─── Recorded information

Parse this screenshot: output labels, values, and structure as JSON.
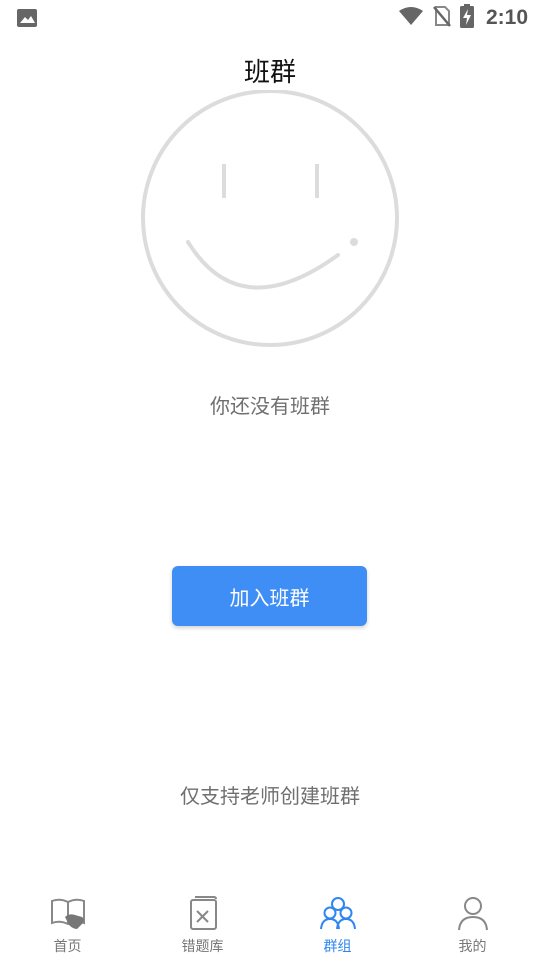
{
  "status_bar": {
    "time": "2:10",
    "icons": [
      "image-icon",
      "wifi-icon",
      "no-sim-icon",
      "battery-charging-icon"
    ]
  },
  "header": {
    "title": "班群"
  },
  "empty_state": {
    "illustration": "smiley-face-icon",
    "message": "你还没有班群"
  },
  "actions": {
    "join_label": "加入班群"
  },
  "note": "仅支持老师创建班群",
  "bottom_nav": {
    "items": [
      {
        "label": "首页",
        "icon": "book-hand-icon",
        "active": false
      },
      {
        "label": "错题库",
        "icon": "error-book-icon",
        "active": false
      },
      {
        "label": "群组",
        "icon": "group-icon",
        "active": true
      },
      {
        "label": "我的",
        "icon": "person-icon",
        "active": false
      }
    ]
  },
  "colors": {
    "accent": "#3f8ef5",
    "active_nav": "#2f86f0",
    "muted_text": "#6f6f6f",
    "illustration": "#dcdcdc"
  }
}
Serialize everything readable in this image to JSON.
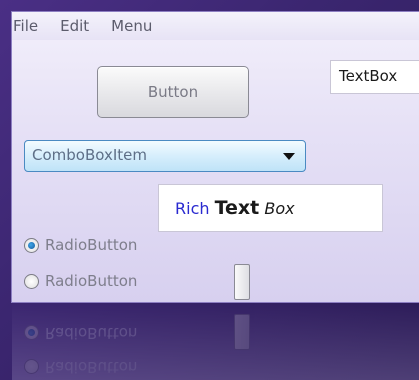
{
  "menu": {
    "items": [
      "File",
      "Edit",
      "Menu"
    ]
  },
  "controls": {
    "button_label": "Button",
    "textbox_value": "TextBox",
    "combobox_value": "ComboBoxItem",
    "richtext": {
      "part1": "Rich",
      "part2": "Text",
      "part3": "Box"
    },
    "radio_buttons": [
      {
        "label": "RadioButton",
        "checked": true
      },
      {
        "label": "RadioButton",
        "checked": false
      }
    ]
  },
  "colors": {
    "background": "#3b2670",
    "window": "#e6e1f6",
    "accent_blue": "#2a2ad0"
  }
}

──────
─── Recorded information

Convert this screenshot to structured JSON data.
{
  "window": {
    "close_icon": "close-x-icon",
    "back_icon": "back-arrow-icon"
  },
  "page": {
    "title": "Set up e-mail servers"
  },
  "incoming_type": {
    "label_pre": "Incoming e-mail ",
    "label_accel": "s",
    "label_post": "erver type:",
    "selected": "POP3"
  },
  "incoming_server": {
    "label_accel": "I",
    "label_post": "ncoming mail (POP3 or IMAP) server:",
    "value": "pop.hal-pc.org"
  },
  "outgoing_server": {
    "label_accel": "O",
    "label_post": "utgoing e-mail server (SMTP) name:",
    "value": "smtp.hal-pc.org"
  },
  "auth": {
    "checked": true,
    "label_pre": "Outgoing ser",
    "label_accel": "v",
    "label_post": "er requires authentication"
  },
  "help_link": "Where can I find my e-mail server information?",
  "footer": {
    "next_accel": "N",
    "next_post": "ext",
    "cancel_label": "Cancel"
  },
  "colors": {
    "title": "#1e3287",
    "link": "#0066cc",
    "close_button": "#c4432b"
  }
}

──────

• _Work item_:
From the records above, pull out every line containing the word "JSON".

• _Worked solution_:
Parse this screenshot: output labels, values, and structure as JSON.
Serialize everything readable in this image to JSON.
Convert this screenshot to structured JSON data.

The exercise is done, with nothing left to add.